(Entries taken from a collection)

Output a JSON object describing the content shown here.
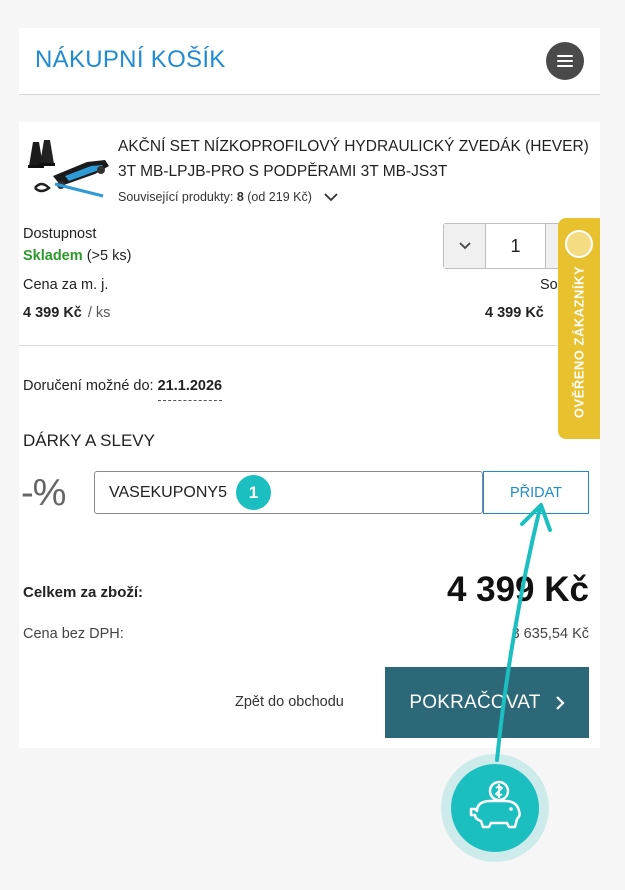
{
  "header": {
    "title": "NÁKUPNÍ KOŠÍK",
    "menu_icon": "hamburger-menu-icon"
  },
  "product": {
    "name": "AKČNÍ SET NÍZKOPROFILOVÝ HYDRAULICKÝ ZVEDÁK (HEVER) 3T MB-LPJB-PRO S PODPĚRAMI 3T MB-JS3T",
    "related_label": "Související produkty:",
    "related_count": "8",
    "related_price": "(od 219 Kč)",
    "availability_label": "Dostupnost",
    "stock_status": "Skladem",
    "stock_detail": "(>5 ks)",
    "unit_price_label": "Cena za m. j.",
    "unit_price": "4 399 Kč",
    "unit": "/ ks",
    "quantity": "1",
    "sum_label": "So",
    "sum_value": "4 399 Kč"
  },
  "delivery": {
    "label": "Doručení možné do:",
    "date": "21.1.2026"
  },
  "gifts": {
    "title": "DÁRKY A SLEVY",
    "percent_symbol": "-%",
    "coupon_value": "VASEKUPONY5",
    "add_label": "PŘIDAT"
  },
  "totals": {
    "total_label": "Celkem za zboží:",
    "total_value": "4 399 Kč",
    "vat_label": "Cena bez DPH:",
    "vat_value": "3 635,54 Kč"
  },
  "actions": {
    "back_label": "Zpět do obchodu",
    "continue_label": "POKRAČOVAT"
  },
  "verified_tab": {
    "label": "OVĚŘENO ZÁKAZNÍKY"
  },
  "overlay": {
    "step_number": "1",
    "accent_color": "#1bbfc0"
  },
  "colors": {
    "brand_blue": "#1f8bd3",
    "continue_bg": "#2c6878",
    "stock_green": "#2a9b2a",
    "verified_yellow": "#e8c12f"
  }
}
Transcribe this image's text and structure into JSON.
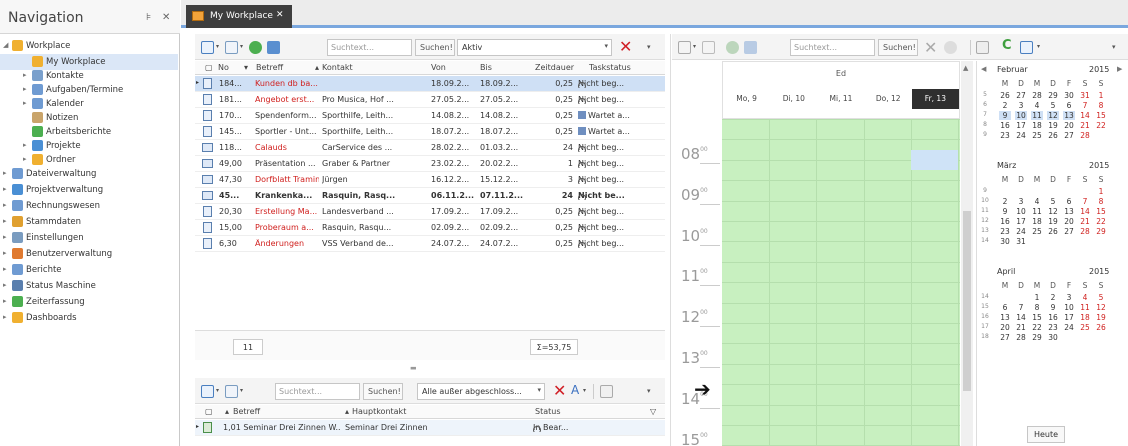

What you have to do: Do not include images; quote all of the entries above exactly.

Exercise response:
Output a JSON object describing the content shown here.
{
  "header": {
    "title": "NÁKUPNÍ KOŠÍK",
    "menu_icon": "hamburger-menu-icon"
  },
  "product": {
    "name": "AKČNÍ SET NÍZKOPROFILOVÝ HYDRAULICKÝ ZVEDÁK (HEVER) 3T MB-LPJB-PRO S PODPĚRAMI 3T MB-JS3T",
    "related_label": "Související produkty:",
    "related_count": "8",
    "related_price": "(od 219 Kč)",
    "availability_label": "Dostupnost",
    "stock_status": "Skladem",
    "stock_detail": "(>5 ks)",
    "unit_price_label": "Cena za m. j.",
    "unit_price": "4 399 Kč",
    "unit": "/ ks",
    "quantity": "1",
    "sum_label": "So",
    "sum_value": "4 399 Kč"
  },
  "delivery": {
    "label": "Doručení možné do:",
    "date": "21.1.2026"
  },
  "gifts": {
    "title": "DÁRKY A SLEVY",
    "percent_symbol": "-%",
    "coupon_value": "VASEKUPONY5",
    "add_label": "PŘIDAT"
  },
  "totals": {
    "total_label": "Celkem za zboží:",
    "total_value": "4 399 Kč",
    "vat_label": "Cena bez DPH:",
    "vat_value": "3 635,54 Kč"
  },
  "actions": {
    "back_label": "Zpět do obchodu",
    "continue_label": "POKRAČOVAT"
  },
  "verified_tab": {
    "label": "OVĚŘENO ZÁKAZNÍKY"
  },
  "overlay": {
    "step_number": "1",
    "accent_color": "#1bbfc0"
  },
  "colors": {
    "brand_blue": "#1f8bd3",
    "continue_bg": "#2c6878",
    "stock_green": "#2a9b2a",
    "verified_yellow": "#e8c12f"
  }
}
Transcribe this image's text and structure into JSON.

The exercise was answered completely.